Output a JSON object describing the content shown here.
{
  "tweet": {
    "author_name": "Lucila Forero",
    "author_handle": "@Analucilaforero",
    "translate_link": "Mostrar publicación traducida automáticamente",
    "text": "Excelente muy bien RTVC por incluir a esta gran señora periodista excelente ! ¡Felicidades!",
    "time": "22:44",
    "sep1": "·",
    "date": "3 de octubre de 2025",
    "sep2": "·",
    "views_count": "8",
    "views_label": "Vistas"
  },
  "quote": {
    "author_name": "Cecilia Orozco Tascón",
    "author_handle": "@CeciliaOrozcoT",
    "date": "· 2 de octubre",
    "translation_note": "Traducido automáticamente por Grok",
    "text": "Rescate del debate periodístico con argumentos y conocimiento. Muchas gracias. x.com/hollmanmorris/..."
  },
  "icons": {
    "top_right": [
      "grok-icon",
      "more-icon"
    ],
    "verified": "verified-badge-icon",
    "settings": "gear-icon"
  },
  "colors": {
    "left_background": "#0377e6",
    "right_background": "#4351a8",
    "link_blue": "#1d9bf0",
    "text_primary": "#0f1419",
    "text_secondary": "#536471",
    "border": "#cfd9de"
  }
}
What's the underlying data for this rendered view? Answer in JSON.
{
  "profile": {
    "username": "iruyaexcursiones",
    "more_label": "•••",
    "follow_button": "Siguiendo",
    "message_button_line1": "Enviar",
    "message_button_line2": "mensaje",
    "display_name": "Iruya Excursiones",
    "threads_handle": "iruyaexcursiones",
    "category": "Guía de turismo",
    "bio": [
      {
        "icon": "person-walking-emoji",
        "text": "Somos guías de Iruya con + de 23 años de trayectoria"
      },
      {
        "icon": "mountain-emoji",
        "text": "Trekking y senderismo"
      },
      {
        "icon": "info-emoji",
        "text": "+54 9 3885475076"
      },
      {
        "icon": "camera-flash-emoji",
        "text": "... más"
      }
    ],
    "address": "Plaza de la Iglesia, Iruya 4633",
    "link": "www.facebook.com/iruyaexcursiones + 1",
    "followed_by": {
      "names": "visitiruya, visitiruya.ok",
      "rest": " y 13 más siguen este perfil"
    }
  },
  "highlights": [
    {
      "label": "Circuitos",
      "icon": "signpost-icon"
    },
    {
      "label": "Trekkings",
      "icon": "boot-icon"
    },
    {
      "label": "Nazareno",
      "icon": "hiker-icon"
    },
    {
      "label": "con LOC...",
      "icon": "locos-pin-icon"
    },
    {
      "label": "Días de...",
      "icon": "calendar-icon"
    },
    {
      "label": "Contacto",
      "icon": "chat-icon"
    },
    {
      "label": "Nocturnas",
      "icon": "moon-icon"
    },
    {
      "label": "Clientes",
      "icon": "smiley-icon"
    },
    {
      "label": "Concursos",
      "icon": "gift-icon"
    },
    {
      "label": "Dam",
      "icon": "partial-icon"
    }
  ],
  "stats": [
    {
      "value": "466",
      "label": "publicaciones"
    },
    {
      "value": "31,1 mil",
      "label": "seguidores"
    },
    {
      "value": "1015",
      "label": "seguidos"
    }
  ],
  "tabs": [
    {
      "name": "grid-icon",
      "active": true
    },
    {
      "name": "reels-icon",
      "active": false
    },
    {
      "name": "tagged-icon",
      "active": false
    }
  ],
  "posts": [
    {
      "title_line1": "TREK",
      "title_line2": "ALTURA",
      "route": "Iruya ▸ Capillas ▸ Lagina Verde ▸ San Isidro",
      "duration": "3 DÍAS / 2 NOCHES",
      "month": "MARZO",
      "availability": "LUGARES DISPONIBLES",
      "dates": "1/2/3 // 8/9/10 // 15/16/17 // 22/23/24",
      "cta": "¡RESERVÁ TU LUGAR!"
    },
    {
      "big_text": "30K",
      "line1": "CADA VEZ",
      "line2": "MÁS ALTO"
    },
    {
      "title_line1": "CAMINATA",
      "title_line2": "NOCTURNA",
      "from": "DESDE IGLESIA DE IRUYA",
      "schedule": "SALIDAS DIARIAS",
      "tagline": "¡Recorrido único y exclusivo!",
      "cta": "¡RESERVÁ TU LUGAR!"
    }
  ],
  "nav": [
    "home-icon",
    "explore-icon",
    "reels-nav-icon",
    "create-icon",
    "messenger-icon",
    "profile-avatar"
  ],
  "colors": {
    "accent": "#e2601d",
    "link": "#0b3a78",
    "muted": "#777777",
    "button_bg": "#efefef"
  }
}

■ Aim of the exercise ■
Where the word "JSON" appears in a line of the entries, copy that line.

■ Task solution ■
Output a JSON object describing the content shown here.
What's the underlying data for this rendered view? Answer in JSON.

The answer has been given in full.